The Antonio B. Won Pat Guam International Airport Authority said it is negotiating with three potential developers that want to build freight facilities on property surrounding the airport.

“I’d like to see our island become a hub for freight forwarding between east and west ” said Jesus Q. “Jess” Torres executive manager of the authority.

Jean Meno Arriola manager of airport service said negotiations with at least two of the three developers should be concluded within three months.

Arriola said the airport has about 1 600 acres available surrounding the terminal and runways that is available for development.

While the airport would not talk specifically about the companies while negotiations are under way the Journal independently confirmed the names of two of the companies — Bridgecreek Development International and Triple B Forwarders. Triple B is an airport tenant in the crammed cargo facility.

The North Tiyan Housing area outlined in red is the focus of a push by the Antonio B. Won Pat Guam International Aiport Authority for air-freight facilities

Arriola briefly described the three proposals under consideration:

• The first is a multi-modal facility that would consolidate air and sea cargo operations. The building would be about 20 000 square feet and would cost about $1.7 million. “Our only contribution would be landscaping ” Arriola said.

• The second is a 40 000-square-foot air-freight facility that would be built with third-party financing.

• The third is a 100 000-suare-foot integrated cargo facility that would house customs and agriculture inspection offices and a bonded warehouse. It would have automated cargo handling. This overseas developer would design construct and lease space in the building. The owner would not occupy the building.

Meanwhile the airport authority is in final approval stages for a $2.5 million grant from the U.S. Department of Commerce’s Economic Development Administration to raze the former military houses at Tiyan.

Meno said there are three areas available for development — the Airport Industrial Park which extend along the Airport Access Road to Route 16 and the areas called North Tiyan Housing and South Tiyan. The Tiyan areas north and south of the runways must be developed with aviation-related businesses. The industrial park which is home to a gas station and a heavy-equipment sales company can be used for other activities.

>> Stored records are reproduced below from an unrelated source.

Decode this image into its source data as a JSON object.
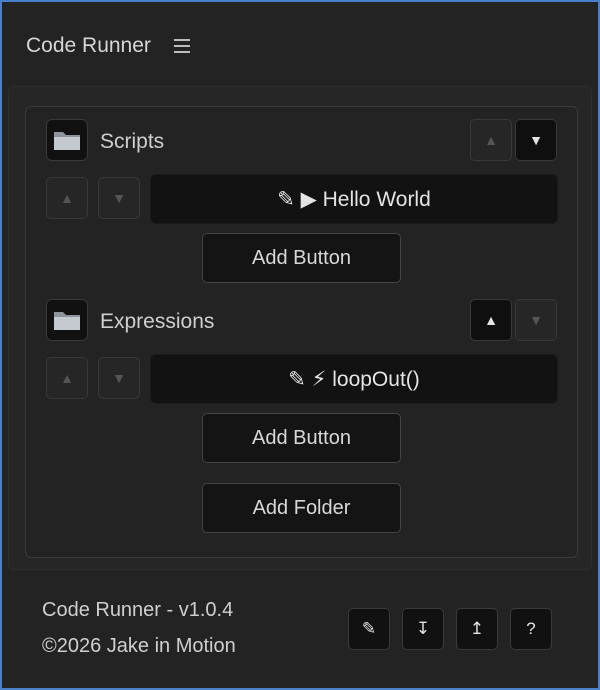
{
  "header": {
    "title": "Code Runner",
    "menu_icon": "hamburger-menu-icon"
  },
  "folders": [
    {
      "label": "Scripts",
      "icon": "folder-icon",
      "up_arrow": "▲",
      "down_arrow": "▼",
      "scripts": [
        {
          "label": "✎ ▶ Hello World"
        }
      ],
      "add_button_label": "Add Button"
    },
    {
      "label": "Expressions",
      "icon": "folder-icon",
      "up_arrow": "▲",
      "down_arrow": "▼",
      "scripts": [
        {
          "label": "✎ ⚡ loopOut()"
        }
      ],
      "add_button_label": "Add Button"
    }
  ],
  "add_folder_label": "Add Folder",
  "footer": {
    "version": "Code Runner - v1.0.4",
    "copyright": "©2026 Jake in Motion",
    "tools": [
      {
        "icon": "pencil-icon",
        "glyph": "✎"
      },
      {
        "icon": "import-icon",
        "glyph": "↧"
      },
      {
        "icon": "export-icon",
        "glyph": "↥"
      },
      {
        "icon": "help-icon",
        "glyph": "?"
      }
    ]
  }
}
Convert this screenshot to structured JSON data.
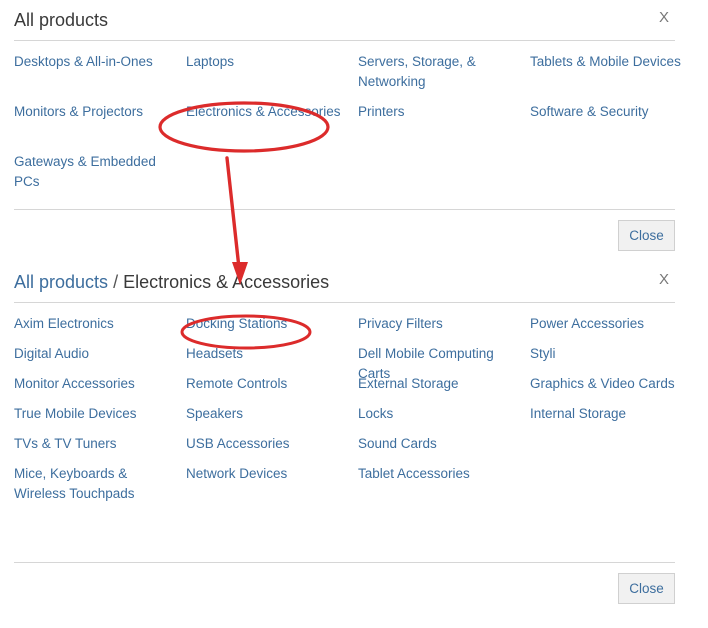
{
  "accent_link_color": "#3d6e9e",
  "annotation_color": "#d32a २",
  "panels": [
    {
      "id": "all-products",
      "title": "All products",
      "close_icon": "X",
      "close_button_label": "Close",
      "links": [
        "Desktops & All-in-Ones",
        "Laptops",
        "Servers, Storage, & Networking",
        "Tablets & Mobile Devices",
        "Monitors & Projectors",
        "Electronics & Accessories",
        "Printers",
        "Software & Security",
        "Gateways & Embedded PCs"
      ]
    },
    {
      "id": "electronics-accessories",
      "breadcrumb_root": "All products",
      "breadcrumb_separator": "/",
      "breadcrumb_current": "Electronics & Accessories",
      "close_icon": "X",
      "close_button_label": "Close",
      "links": [
        "Axim Electronics",
        "Docking Stations",
        "Privacy Filters",
        "Power Accessories",
        "Digital Audio",
        "Headsets",
        "Dell Mobile Computing Carts",
        "Styli",
        "Monitor Accessories",
        "Remote Controls",
        "External Storage",
        "Graphics & Video Cards",
        "True Mobile Devices",
        "Speakers",
        "Locks",
        "Internal Storage",
        "TVs & TV Tuners",
        "USB Accessories",
        "Sound Cards",
        "Mice, Keyboards & Wireless Touchpads",
        "Network Devices",
        "Tablet Accessories"
      ]
    }
  ],
  "annotations": {
    "color": "#dc2b2b",
    "ellipse_electronics_label": "Electronics & Accessories",
    "ellipse_docking_label": "Docking Stations",
    "arrow_from": "Electronics & Accessories",
    "arrow_to": "Electronics & Accessories breadcrumb"
  }
}
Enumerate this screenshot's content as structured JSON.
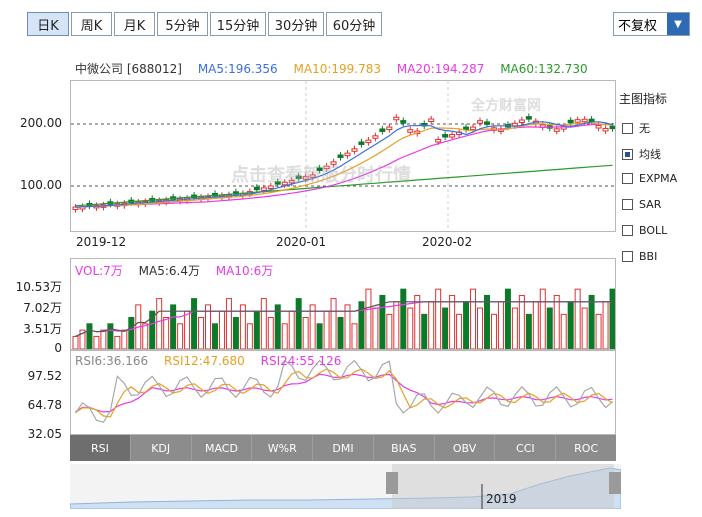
{
  "tabs": [
    {
      "label": "日K",
      "active": true
    },
    {
      "label": "周K",
      "active": false
    },
    {
      "label": "月K",
      "active": false
    },
    {
      "label": "5分钟",
      "active": false
    },
    {
      "label": "15分钟",
      "active": false
    },
    {
      "label": "30分钟",
      "active": false
    },
    {
      "label": "60分钟",
      "active": false
    }
  ],
  "fuquan": {
    "label": "不复权"
  },
  "header": {
    "name": "中微公司 [688012]",
    "ma5": "MA5:196.356",
    "ma10": "MA10:199.783",
    "ma20": "MA20:194.287",
    "ma60": "MA60:132.730"
  },
  "colors": {
    "ma5": "#3b6fe0",
    "ma10": "#e8a020",
    "ma20": "#e63be6",
    "ma60": "#2a9a2a",
    "up": "#e03030",
    "down": "#0d7a2a"
  },
  "kline": {
    "yticks": [
      "200.00",
      "100.00"
    ],
    "xticks": [
      "2019-12",
      "2020-01",
      "2020-02"
    ]
  },
  "sidebar": {
    "title": "主图指标",
    "items": [
      {
        "label": "无",
        "checked": false
      },
      {
        "label": "均线",
        "checked": true
      },
      {
        "label": "EXPMA",
        "checked": false
      },
      {
        "label": "SAR",
        "checked": false
      },
      {
        "label": "BOLL",
        "checked": false
      },
      {
        "label": "BBI",
        "checked": false
      }
    ]
  },
  "volume": {
    "vol": "VOL:7万",
    "ma5": "MA5:6.4万",
    "ma10": "MA10:6万",
    "yticks": [
      "10.53万",
      "7.02万",
      "3.51万",
      "0"
    ]
  },
  "rsi": {
    "rsi6": "RSI6:36.166",
    "rsi12": "RSI12:47.680",
    "rsi24": "RSI24:55.126",
    "yticks": [
      "97.52",
      "64.78",
      "32.05"
    ]
  },
  "indicator_tabs": [
    "RSI",
    "KDJ",
    "MACD",
    "W%R",
    "DMI",
    "BIAS",
    "OBV",
    "CCI",
    "ROC"
  ],
  "navigator": {
    "label": "2019"
  },
  "watermark": {
    "logo": "全方财富网",
    "text": "点击查看新版分时行情"
  }
}
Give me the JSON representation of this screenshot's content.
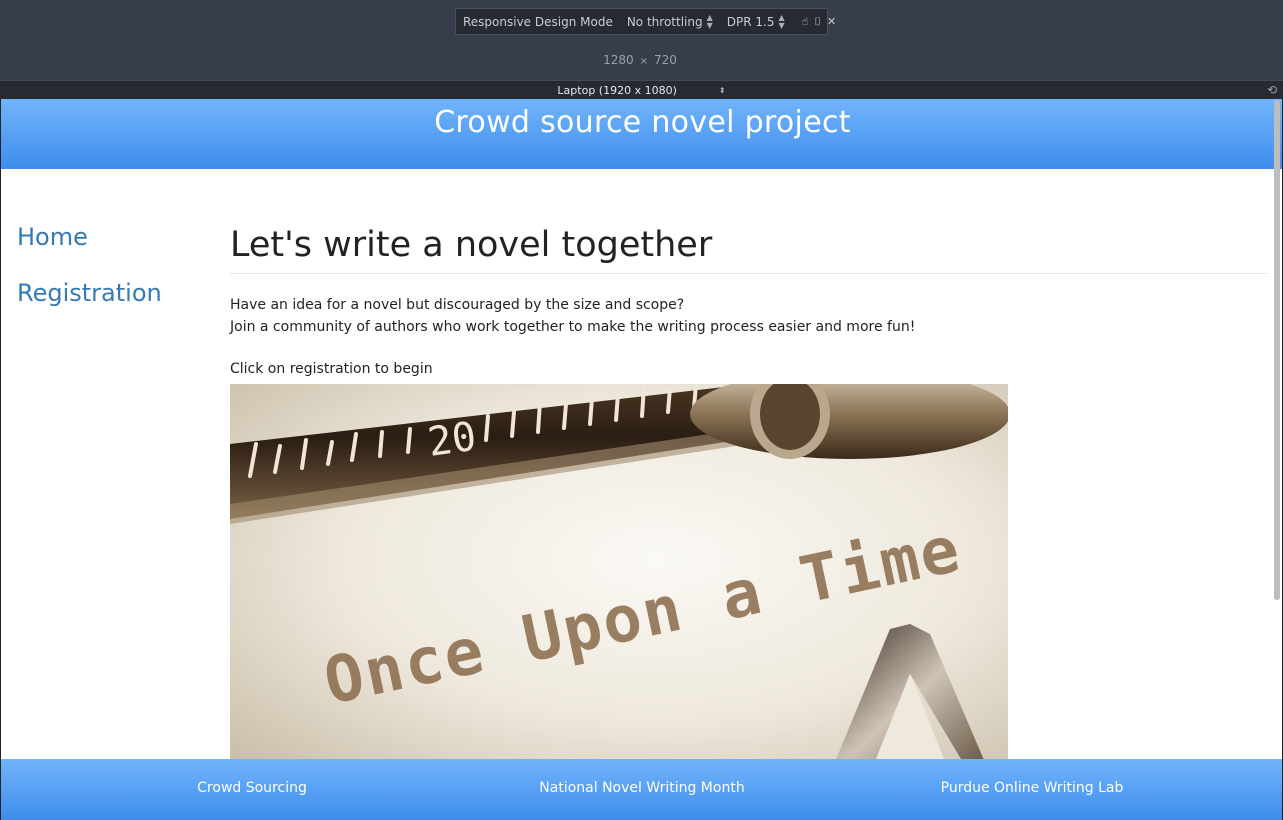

The airport will construct within the next six months a $500 000 parking lot for remote storage washing and light maintenance for the six car-rental companies that operate out of the airport.

“We’re looking forward to expanding our presence at the airport ” said Eric J. Bell vice president and general manger of Tripl B. “Right now our airport facility functionality is limited because of space. Our ocean-freight terminal is in Harmon where we de-van ocean freight and distribute it to customers. We have a split operation and would like to consolidate air and sea operations — make it a multi-modal terminal at the airport.

“I bought a piece of land in Harmon for that purpose but the airport found out and said no on no lest get you in at the airpot. Wiykd ikuje ti in less than a year.”

John Carlson president of Bridgecreek was on Guam in May to participate in a Business Opportunities Mission sponsored by the Department of the Interior. Carlson said Bridgecreek is working on a major project in Guangzhou China. “So it is felt that if we are already involved in that part of the world a project in Guam and/or Saipan and Palau is not a real stretch and may make some sense. Depending on the outcome of BRAC out chairman Frank Jao and I believe there could be great opportunities in Guam in the near future.”

Bridgecreek Development is based in Huntington Beach Calif. with offices in Beijing and Gunagzhou China. A company profile says Bridgecreek over the past 25 years has developed a portfolio of properties in excess of $420 million in California Minnesota and Vietnam.

Carlson said it would be premature to comment on particulars of Bridgecreek’s proposal because the company is still in the discussion stage with the airport authority. He said Bridgecreek officials have met with airport board Chairman Frank F. Blas and Executive Manager Jesus Q. Torres and they expect to be back on Guam in the next six weeks for follow up meetings.

The first tenant to build in the Tiyan area DHL Express will hold a ribbon cutting on Oct. 7 for its new facility. DHL designed the 10 000-square feet build-to-suit facility. The airport constructed the building and DHL signed a long-term lease with options. DHL’s facility is an import and export facility for air cargo. Greg Dornon DHL’s general manager on Guam said “We’re thrilled with being in there and we look forwad to taking occupancy in the building probably Sept. 15 or 16.” Dornon said the airport has made it clear it would like to see the Tiyan parkway become an “air-cargo corridor.”

The terminal and parking lot of the Guam International Airport sit on about 230 acres. With the closure of the former Naval Air Station Guam on March 31 1995 and its turnover to the airport in 2002 the airport grew at once by 1 600 acres most of it undeveloped property. The 24-acre industrial park infrastructure was developed in the early 1990s but it has only attracted two tenants.

Torres said the airport can become a major economic catalyst for Guam. “Our mission is to have a first-class facility to enhance what we label as tourism. Aviation needs to be put on the front radar.” Torres said the airport and directly related employers provide jobs for more than 2 000 people in airline terminal and federal inspection jobs. “We touch the lives of our people and the livelihood of our community.”

The authority is also managing $115 million in terminal and runway improvement projects which are under way at this time. MBJ